It has not been easy for investors to adapt to lower returns, but they are making the adjustment. “The education process that goes on with TIC investors is that their level of expectation needs to be in line with what the market can deliver,” Runnels says.
Investors who expect to realize an immediate cash-on-cash return of 7.5% to 8% may find that to be unrealistic, especially given the fact that commercial real estate properties are trading at cap rates averaging 6.5% to 7%. The added front-end fees associated with TICs, which can range between 5% and 10% of the property value, often drop cash-on-cash returns another 50 to 100 basis points.
“I think investors understand the cap-rate compression, but at the same time it is kind of an education,” Snodgrass says. Most investors have already adjusted expectations. “Last year when we brought out a 6% and 5% deal, they thought we were crazy,” Snodgrass says of TIC buyers. But it is a matter of educating investors that if they want a quality asset in this heated market, that is the return they can expect, he adds.
One question is whether lower returns on TICs, and real estate in general, will prompt investors to move their money into other types of investments such as stocks and bonds. Certainly, many of those investors who are not investing in TICs as part of a 1031 exchange, will search for higher returns elsewhere. However, for 1031 investors, TICs continue to represent a very attractive option, because they can move quickly to close a deal and they are willing to take lower returns if that means saving 20% to 25% of their capital gains by deferring taxes.

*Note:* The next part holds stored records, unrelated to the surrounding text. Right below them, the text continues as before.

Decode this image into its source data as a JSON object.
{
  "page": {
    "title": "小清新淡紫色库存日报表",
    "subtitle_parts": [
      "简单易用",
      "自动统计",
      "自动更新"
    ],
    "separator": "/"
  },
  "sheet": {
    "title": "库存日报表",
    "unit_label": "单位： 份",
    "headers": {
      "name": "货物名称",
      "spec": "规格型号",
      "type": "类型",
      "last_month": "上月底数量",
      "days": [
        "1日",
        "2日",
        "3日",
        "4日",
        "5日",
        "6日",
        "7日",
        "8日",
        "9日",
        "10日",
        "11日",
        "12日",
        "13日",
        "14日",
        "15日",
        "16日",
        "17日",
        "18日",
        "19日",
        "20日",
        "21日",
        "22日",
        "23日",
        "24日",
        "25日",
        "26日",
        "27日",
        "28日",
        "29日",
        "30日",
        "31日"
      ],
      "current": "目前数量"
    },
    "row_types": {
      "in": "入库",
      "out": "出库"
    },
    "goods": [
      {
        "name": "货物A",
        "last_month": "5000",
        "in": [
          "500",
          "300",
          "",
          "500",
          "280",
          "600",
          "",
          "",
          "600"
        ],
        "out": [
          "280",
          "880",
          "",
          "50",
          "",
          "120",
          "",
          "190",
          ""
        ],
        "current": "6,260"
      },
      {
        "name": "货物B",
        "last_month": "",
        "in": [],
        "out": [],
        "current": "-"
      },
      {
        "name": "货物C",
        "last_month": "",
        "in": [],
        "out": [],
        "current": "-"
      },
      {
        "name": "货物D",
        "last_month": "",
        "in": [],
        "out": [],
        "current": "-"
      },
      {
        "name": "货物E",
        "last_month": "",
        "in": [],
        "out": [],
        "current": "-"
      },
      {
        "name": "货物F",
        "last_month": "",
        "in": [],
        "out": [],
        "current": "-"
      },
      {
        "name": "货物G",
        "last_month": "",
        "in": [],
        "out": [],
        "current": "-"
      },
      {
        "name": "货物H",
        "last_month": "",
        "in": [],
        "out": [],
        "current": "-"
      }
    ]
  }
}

The reality is that alternative investments are somewhat limited. If an investor opts to sell a property and then shift that money into an investment other than real estate, he or she faces paying the capital gains tax. “Not to say that investors are backed into a corner and the only option to them is TICs. That is not the case at all,” says Swayne of WMS Financial Planners. But TICs are earning a reputation as an increasingly viable option that offers a relatively secure real estate investment, generates steady cash flow and is not management intensive.
Adds Swayne, “The fact that not only are more and more private investors buying TICs for the first time, but that more than 90% of investors who are selling TICs are reinvesting in them again, would demonstrate that the concept continues to gain acceptance.”
—Beth Teig is a Minneapolis-based writer.